YOUR ASSIGNMENT: Reproduce each entry exactly as written.

(Beginning of GIVEN RECORDS)

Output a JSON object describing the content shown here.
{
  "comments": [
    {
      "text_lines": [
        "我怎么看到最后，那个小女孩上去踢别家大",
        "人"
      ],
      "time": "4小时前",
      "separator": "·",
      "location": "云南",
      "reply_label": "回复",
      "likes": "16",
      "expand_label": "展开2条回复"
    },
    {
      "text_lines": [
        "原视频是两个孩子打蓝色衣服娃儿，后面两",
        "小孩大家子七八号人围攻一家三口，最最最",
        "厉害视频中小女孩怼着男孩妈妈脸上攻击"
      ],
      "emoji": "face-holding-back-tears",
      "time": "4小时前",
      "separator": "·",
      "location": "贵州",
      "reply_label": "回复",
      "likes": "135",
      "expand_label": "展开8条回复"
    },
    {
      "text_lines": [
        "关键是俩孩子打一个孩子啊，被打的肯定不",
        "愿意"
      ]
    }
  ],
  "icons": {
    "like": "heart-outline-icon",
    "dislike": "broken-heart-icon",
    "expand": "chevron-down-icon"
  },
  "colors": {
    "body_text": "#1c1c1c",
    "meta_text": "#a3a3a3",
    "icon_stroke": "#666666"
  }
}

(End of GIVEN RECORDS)

RESPONSE:
Output a JSON object describing the content shown here.
{
  "comments": [
    {
      "text_lines": [
        "我怎么看到最后，那个小女孩上去踢别家大",
        "人"
      ],
      "time": "4小时前",
      "separator": "·",
      "location": "云南",
      "reply_label": "回复",
      "likes": "16",
      "expand_label": "展开2条回复"
    },
    {
      "text_lines": [
        "原视频是两个孩子打蓝色衣服娃儿，后面两",
        "小孩大家子七八号人围攻一家三口，最最最",
        "厉害视频中小女孩怼着男孩妈妈脸上攻击"
      ],
      "emoji": "face-holding-back-tears",
      "time": "4小时前",
      "separator": "·",
      "location": "贵州",
      "reply_label": "回复",
      "likes": "135",
      "expand_label": "展开8条回复"
    },
    {
      "text_lines": [
        "关键是俩孩子打一个孩子啊，被打的肯定不",
        "愿意"
      ]
    }
  ],
  "icons": {
    "like": "heart-outline-icon",
    "dislike": "broken-heart-icon",
    "expand": "chevron-down-icon"
  },
  "colors": {
    "body_text": "#1c1c1c",
    "meta_text": "#a3a3a3",
    "icon_stroke": "#666666"
  }
}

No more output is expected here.